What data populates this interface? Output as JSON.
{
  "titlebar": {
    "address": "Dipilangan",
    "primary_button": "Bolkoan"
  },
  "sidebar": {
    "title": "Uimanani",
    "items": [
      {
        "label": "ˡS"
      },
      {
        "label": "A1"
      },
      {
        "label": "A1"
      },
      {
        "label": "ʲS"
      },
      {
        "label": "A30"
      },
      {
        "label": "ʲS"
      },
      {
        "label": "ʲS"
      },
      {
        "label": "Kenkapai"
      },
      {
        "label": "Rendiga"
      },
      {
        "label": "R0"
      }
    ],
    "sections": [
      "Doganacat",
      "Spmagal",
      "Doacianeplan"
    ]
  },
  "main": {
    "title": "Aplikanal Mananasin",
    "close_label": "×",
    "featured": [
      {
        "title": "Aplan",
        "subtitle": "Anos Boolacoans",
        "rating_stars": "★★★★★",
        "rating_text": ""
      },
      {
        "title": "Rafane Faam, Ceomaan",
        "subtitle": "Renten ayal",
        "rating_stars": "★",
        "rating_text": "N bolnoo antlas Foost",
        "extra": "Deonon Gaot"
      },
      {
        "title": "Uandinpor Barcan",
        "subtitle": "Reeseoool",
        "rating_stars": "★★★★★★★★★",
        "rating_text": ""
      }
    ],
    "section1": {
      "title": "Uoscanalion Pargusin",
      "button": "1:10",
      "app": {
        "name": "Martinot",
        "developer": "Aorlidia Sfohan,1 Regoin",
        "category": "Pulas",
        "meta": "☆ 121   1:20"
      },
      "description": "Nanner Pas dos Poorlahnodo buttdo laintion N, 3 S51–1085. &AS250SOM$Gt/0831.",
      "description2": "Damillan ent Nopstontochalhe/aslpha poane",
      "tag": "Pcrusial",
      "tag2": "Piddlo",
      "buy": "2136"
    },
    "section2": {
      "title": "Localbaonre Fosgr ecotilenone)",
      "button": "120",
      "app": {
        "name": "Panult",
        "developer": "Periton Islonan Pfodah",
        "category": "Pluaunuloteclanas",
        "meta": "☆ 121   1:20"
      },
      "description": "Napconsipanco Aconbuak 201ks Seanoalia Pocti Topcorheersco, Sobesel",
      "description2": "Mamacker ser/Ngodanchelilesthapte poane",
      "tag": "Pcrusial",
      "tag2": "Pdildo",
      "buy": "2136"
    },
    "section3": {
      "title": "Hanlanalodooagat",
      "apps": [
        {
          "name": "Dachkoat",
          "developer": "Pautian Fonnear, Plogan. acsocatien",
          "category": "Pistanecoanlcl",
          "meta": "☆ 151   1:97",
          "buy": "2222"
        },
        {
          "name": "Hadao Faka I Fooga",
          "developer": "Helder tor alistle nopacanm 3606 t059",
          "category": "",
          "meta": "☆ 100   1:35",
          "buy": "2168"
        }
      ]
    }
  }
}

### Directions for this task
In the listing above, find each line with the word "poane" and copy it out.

### Exercise response
      "description2": "Damillan ent Nopstontochalhe/aslpha poane",
      "description2": "Mamacker ser/Ngodanchelilesthapte poane",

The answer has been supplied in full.